------ Data shown ------

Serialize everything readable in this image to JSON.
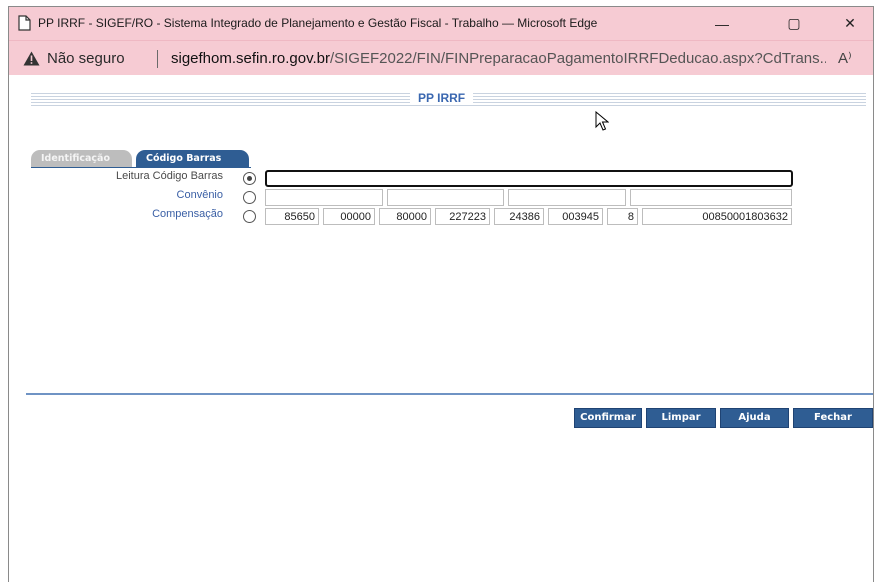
{
  "window": {
    "title": "PP IRRF - SIGEF/RO - Sistema Integrado de Planejamento e Gestão Fiscal - Trabalho — Microsoft Edge",
    "minimize": "—",
    "maximize": "▢",
    "close": "✕"
  },
  "address": {
    "security_label": "Não seguro",
    "url_host": "sigefhom.sefin.ro.gov.br",
    "url_path": "/SIGEF2022/FIN/FINPreparacaoPagamentoIRRFDeducao.aspx?CdTrans...",
    "read_aloud": "A⁾"
  },
  "page": {
    "header_title": "PP IRRF",
    "tabs": [
      {
        "label": "Identificação",
        "active": false
      },
      {
        "label": "Código Barras",
        "active": true
      }
    ],
    "rows": {
      "leitura_label": "Leitura Código Barras",
      "convenio_label": "Convênio",
      "compensacao_label": "Compensação"
    },
    "leitura_value": "",
    "convenio_fields": [
      "",
      "",
      "",
      ""
    ],
    "compensacao_fields": [
      "85650",
      "00000",
      "80000",
      "227223",
      "24386",
      "003945",
      "8",
      "00850001803632"
    ],
    "selected_option": "Leitura Código Barras"
  },
  "buttons": {
    "confirmar": "Confirmar",
    "limpar": "Limpar",
    "ajuda": "Ajuda",
    "fechar": "Fechar"
  },
  "colors": {
    "titlebar": "#f6cbd3",
    "accent": "#2f5d93",
    "label_blue": "#3a5fa5"
  }
}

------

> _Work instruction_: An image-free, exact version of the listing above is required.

> _Response to the exercise_:
Serialize everything readable in this image to JSON.
{
  "window": {
    "title": "PP IRRF - SIGEF/RO - Sistema Integrado de Planejamento e Gestão Fiscal - Trabalho — Microsoft Edge",
    "minimize": "—",
    "maximize": "▢",
    "close": "✕"
  },
  "address": {
    "security_label": "Não seguro",
    "url_host": "sigefhom.sefin.ro.gov.br",
    "url_path": "/SIGEF2022/FIN/FINPreparacaoPagamentoIRRFDeducao.aspx?CdTrans...",
    "read_aloud": "A⁾"
  },
  "page": {
    "header_title": "PP IRRF",
    "tabs": [
      {
        "label": "Identificação",
        "active": false
      },
      {
        "label": "Código Barras",
        "active": true
      }
    ],
    "rows": {
      "leitura_label": "Leitura Código Barras",
      "convenio_label": "Convênio",
      "compensacao_label": "Compensação"
    },
    "leitura_value": "",
    "convenio_fields": [
      "",
      "",
      "",
      ""
    ],
    "compensacao_fields": [
      "85650",
      "00000",
      "80000",
      "227223",
      "24386",
      "003945",
      "8",
      "00850001803632"
    ],
    "selected_option": "Leitura Código Barras"
  },
  "buttons": {
    "confirmar": "Confirmar",
    "limpar": "Limpar",
    "ajuda": "Ajuda",
    "fechar": "Fechar"
  },
  "colors": {
    "titlebar": "#f6cbd3",
    "accent": "#2f5d93",
    "label_blue": "#3a5fa5"
  }
}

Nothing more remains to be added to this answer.